Remembering Our Colleague S. Jhoanna Robledo

S. Jhoanna Robledo, 1970–2017. Photo: Will Wade

Longtime readers of Daily Intelligencer and New York Magazine will instantly recognize the byline of S. Jhoanna Robledo, our real-estate reporter of more than a decade. We are all extremely saddened to report that Jhoanna died on Wednesday morning, after a brief bout with a fast-moving cancer, at 46.

You would have been hard-pressed to find a bubblier person in this office. Jhoanna was enthusiastic about the work, the process, the snap and speed of journalism. She was an extraordinary stickler for ethics, and recoiled at even the hint of a conflict of interest. She was deeply sympathetic, to her journalistic subjects and readers alike. I wonder if that came from her unusual life, growing up in the Philippines and Hong Kong and then coming to a small town in Michigan for college; I suspect that being dropped into an unfamiliar environment like that made her particularly attuned to the concerns of people who didn’t feel as though they were solidly on their feet.

Almost everyone here has a Jhoanna story: “I mentioned that I was trying to get my driver’s license, and she immediately volunteered to take me out in her car.” “She was the best cubicle-mate you could hope to have.” I probably don’t need to tell you how many staff members called her for advice when seeking an apartment, and she always, always offered more help than they had asked for.
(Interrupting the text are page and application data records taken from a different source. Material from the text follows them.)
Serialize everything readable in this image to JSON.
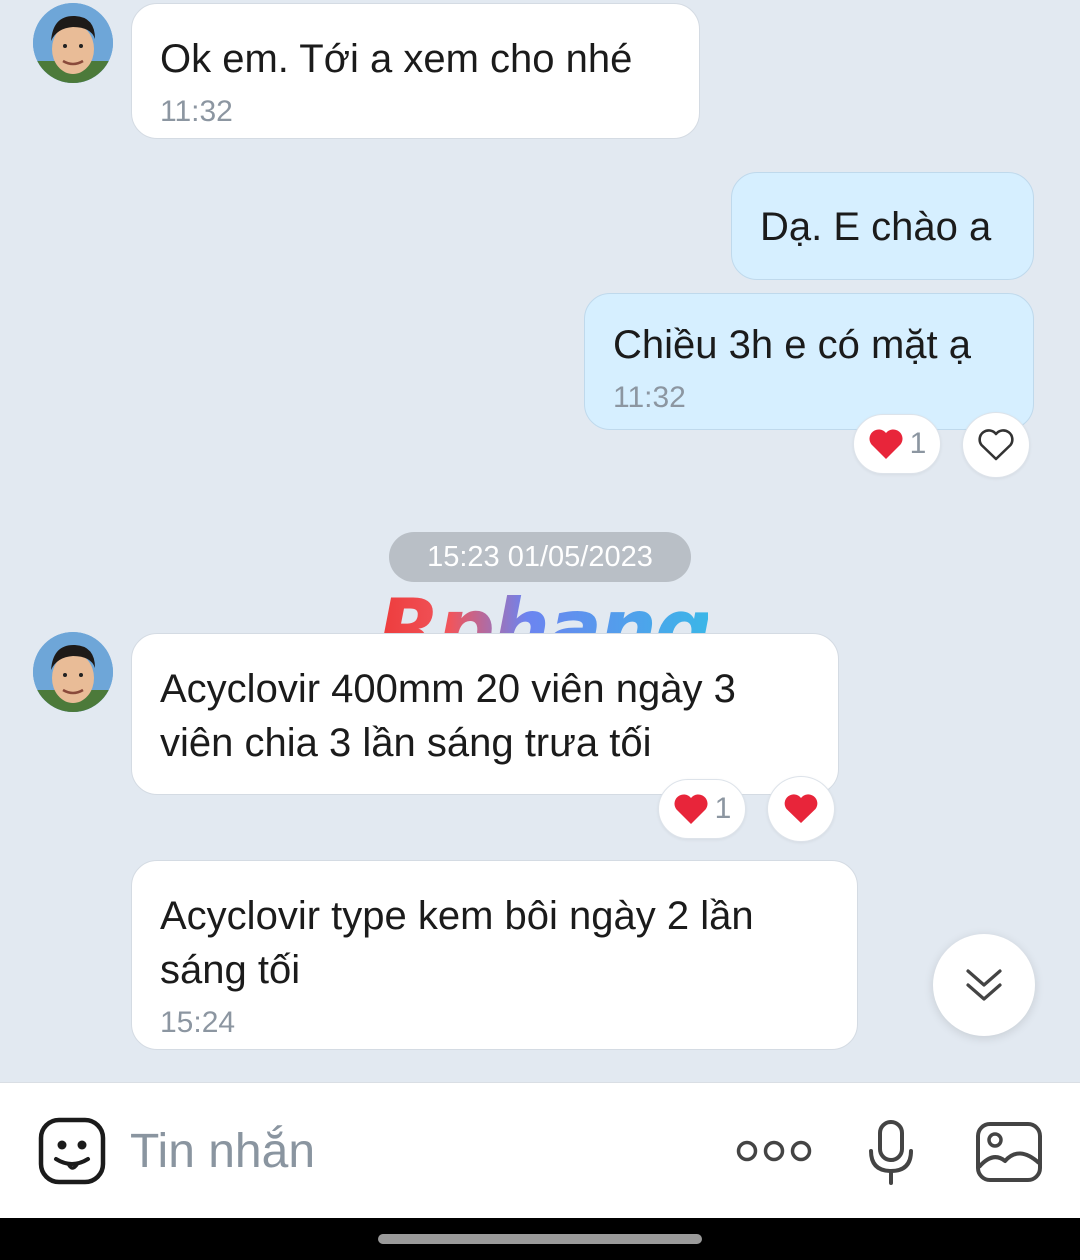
{
  "colors": {
    "background": "#e2e9f1",
    "incoming_bubble": "#ffffff",
    "outgoing_bubble": "#d6efff",
    "heart_red": "#e8253a",
    "timestamp_gray": "#8c96a1"
  },
  "messages": [
    {
      "id": "m1",
      "direction": "incoming",
      "text": "Ok em. Tới a xem cho nhé",
      "time": "11:32"
    },
    {
      "id": "m2",
      "direction": "outgoing",
      "text": "Dạ. E chào a"
    },
    {
      "id": "m3",
      "direction": "outgoing",
      "text": "Chiều 3h e có mặt ạ",
      "time": "11:32",
      "reactions": {
        "heart_count": "1"
      }
    },
    {
      "id": "m4",
      "direction": "incoming",
      "text": "Acyclovir 400mm 20 viên ngày 3 viên chia 3 lần sáng trưa tối",
      "reactions": {
        "heart_count": "1"
      }
    },
    {
      "id": "m5",
      "direction": "incoming",
      "text": "Acyclovir type kem bôi ngày 2 lần sáng tối",
      "time": "15:24"
    }
  ],
  "date_separator": "15:23 01/05/2023",
  "watermark": "Rphang",
  "composer": {
    "placeholder": "Tin nhắn",
    "icons": [
      "sticker-icon",
      "more-icon",
      "microphone-icon",
      "image-icon"
    ]
  },
  "scroll_button_icon": "double-chevron-down-icon"
}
Some reporters keep their contacts close to the chest; she shared freely. Nobody here, and I mean nobody, disliked her.

That all might imply that she was a softy, but as a reporter, she could also be tough and ambitious. She came into the job here through the tiniest of back doors. In 2003, she cold-e-mailed us with a very small story about Fairway. The little item that came in was lively and ready to go, and ran the next week. Soon, she was doing stories for us of gradually increasing length and complexity. Jho was a good photographer, too, and her pictures occasionally accompanied her words here.
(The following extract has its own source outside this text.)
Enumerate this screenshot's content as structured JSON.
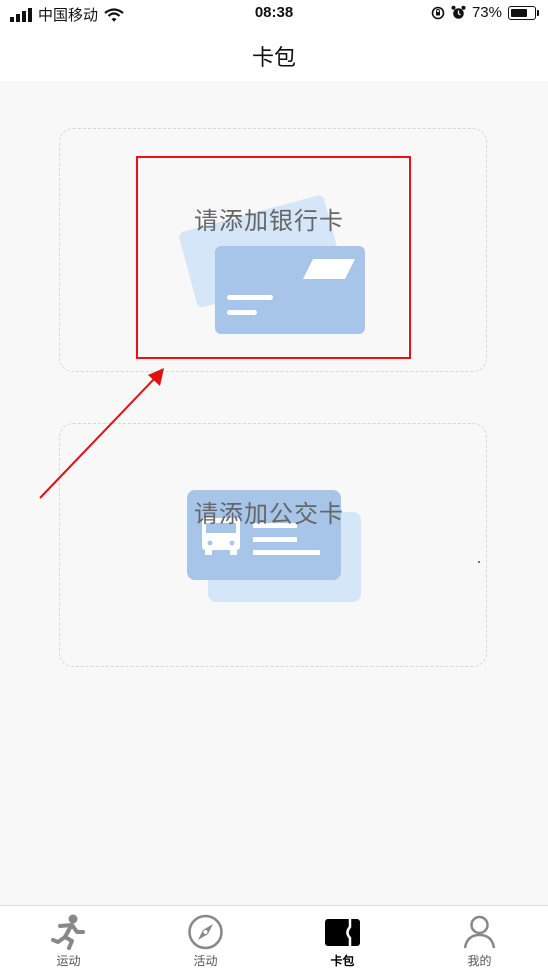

A year or two after that first story, when a staff writer went on a long-term leave, we asked her to step in temporarily and write about real estate, a subject she had covered in an earlier job. I hadn’t seen her in person for awhile when I made that call, and she paused for the briefest second to say, “Yes, except … I’m six months pregnant.” She instantly laid out a plan: She’d write for the next three months, and bank a few stories that could hold us through her postnatal recovery, and then jump back in as soon as she could get around again. I was skeptical, to be honest, but she persuaded me she could handle it. I’m not kidding when I say that she was so energetic and focused during those months that she probably could’ve gotten away with not telling me she’d had a baby. The writer who’d gone on leave never returned, and Jhoanna took over the job for good. I could rattle off a long, long list of good stories she wrote, but here’s a favorite, about the tower on Astor Place. She was recognizable enough in the world of New York real estate that gave her an affectionate nickname: S. Jho Ro.

Her coverage in the magazine took various forms over the years, starting as a reported column of trend stories and gossip and developing into less frequent, more photographically detailed real-estate features. One that comes to mind is a beaut about extremely covetable apartments. Another addressed the rising real-estate prices along the Second Avenue Subway. There are a lot more where those came from — Jhoanna was diligent, among her other good qualities — and you can make your way through her archive at this link.

Aside from her work for New York, she contributed stories to many other outlets, including Elle and Self, and was a film critic for Common Sense Media. She’s also the author of a useful book, a parents’ guide to autism. In 2015, she became editor-in-chief of Brick Underground, but she did stay in our orbit as a regular contributor, and her final byline will appear in the issue out next Monday. We send love to her husband, Will Wade, and their three children.

Remembering Our Colleague S. Jhoanna Robledo